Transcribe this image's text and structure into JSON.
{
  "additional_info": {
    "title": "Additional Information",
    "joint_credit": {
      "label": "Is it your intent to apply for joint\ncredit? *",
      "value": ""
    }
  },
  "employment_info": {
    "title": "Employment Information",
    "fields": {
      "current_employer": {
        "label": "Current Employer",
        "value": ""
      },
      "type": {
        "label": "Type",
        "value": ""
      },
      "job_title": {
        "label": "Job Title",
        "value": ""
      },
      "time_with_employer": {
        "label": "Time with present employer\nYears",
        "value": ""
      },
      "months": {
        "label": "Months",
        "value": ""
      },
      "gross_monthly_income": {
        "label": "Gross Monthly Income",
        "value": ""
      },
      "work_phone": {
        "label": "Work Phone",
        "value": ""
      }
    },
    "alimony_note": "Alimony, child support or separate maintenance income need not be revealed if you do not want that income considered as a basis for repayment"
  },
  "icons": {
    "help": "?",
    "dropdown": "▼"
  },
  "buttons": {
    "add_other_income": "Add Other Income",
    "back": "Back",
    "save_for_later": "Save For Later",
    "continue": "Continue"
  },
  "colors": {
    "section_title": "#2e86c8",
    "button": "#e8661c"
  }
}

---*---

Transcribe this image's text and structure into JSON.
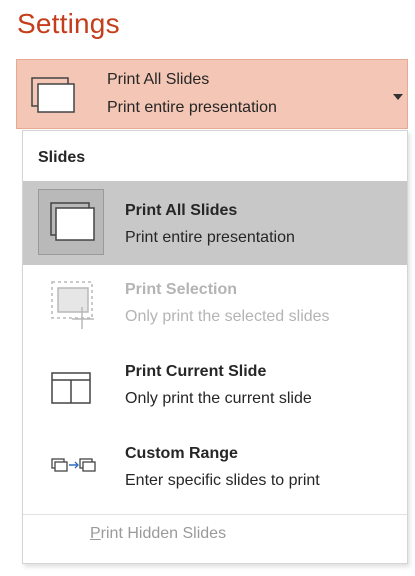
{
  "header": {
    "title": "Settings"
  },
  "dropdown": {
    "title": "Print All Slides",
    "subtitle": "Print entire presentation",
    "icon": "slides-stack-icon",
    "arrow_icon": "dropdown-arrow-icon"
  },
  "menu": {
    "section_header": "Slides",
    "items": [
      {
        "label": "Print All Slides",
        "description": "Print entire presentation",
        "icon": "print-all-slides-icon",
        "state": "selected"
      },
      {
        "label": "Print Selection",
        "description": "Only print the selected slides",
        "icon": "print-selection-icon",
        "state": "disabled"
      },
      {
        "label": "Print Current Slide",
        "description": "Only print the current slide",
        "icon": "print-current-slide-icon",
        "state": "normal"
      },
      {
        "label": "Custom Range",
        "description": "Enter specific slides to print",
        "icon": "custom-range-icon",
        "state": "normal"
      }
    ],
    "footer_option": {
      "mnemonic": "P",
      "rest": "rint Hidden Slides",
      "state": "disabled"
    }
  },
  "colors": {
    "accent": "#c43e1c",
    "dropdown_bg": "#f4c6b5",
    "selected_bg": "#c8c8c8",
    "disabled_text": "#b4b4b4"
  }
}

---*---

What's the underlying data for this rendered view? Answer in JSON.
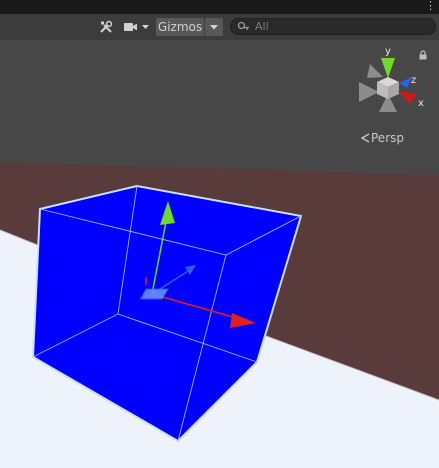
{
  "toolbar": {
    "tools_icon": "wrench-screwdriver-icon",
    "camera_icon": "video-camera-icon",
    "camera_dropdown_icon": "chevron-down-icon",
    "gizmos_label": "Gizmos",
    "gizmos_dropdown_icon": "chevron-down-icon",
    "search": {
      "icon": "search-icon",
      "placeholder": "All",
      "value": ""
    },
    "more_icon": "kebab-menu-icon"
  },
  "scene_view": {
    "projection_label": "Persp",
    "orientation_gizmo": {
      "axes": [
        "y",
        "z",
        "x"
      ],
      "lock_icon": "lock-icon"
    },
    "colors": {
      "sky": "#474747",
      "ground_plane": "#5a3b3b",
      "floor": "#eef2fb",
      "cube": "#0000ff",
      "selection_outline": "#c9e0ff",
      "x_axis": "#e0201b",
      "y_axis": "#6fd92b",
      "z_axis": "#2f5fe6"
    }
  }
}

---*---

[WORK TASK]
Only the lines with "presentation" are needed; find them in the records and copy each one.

[OUTPUT]
    "subtitle": "Print entire presentation",
        "description": "Print entire presentation",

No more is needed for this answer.